* Activity *
In the entries below, find every line with "browser" and copy it.

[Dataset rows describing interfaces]
──────

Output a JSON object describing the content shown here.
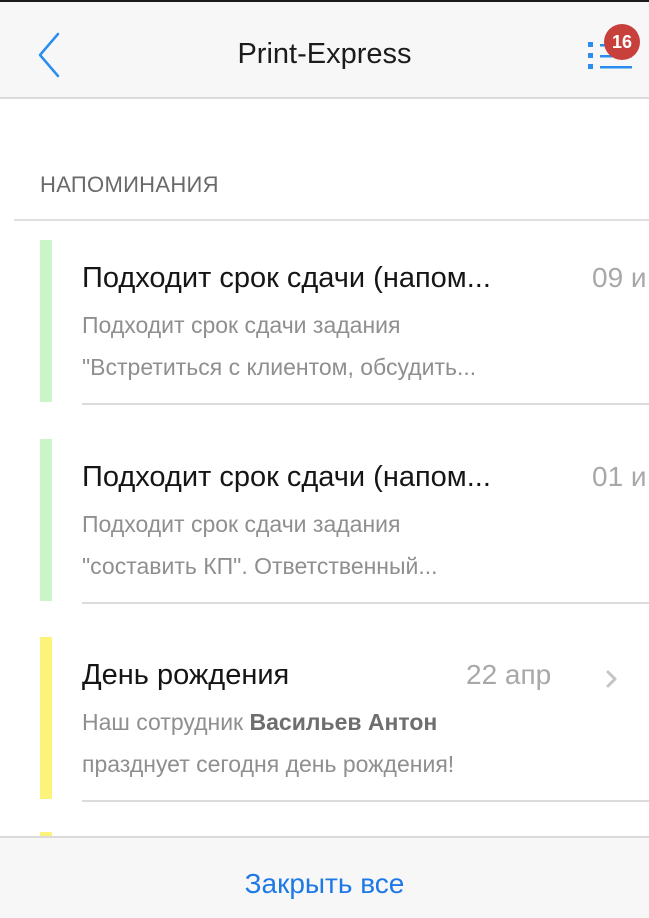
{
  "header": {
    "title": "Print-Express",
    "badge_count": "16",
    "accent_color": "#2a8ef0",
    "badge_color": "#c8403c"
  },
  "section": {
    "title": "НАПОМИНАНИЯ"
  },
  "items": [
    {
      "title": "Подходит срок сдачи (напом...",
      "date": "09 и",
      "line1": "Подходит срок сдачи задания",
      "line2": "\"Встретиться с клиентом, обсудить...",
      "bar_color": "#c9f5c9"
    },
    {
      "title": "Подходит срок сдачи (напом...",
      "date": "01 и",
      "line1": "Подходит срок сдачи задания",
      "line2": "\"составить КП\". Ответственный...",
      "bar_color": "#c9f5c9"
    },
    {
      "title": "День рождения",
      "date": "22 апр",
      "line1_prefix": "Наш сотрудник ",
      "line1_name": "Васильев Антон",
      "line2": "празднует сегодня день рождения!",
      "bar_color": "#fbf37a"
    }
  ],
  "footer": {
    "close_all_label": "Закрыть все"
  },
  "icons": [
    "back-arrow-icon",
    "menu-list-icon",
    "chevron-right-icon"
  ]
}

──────

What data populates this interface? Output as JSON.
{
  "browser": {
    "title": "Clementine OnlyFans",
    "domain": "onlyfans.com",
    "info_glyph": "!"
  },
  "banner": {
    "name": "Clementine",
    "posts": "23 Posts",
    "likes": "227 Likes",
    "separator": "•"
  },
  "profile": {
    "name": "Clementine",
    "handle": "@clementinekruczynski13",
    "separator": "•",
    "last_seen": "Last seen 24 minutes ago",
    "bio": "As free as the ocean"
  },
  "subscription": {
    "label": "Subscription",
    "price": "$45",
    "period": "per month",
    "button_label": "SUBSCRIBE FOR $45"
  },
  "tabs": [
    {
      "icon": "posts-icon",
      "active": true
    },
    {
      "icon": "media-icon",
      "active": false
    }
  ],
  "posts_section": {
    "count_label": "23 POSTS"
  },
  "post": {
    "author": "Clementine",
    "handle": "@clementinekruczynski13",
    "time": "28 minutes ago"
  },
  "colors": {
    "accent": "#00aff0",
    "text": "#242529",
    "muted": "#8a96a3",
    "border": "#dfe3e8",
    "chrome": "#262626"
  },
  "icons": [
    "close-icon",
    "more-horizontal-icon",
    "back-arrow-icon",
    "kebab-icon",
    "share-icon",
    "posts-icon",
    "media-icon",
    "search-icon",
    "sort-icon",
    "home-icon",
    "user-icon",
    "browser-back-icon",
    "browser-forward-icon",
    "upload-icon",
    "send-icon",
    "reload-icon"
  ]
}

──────

* Written answer *
  "browser": {
    "browser-back-icon",
    "browser-forward-icon",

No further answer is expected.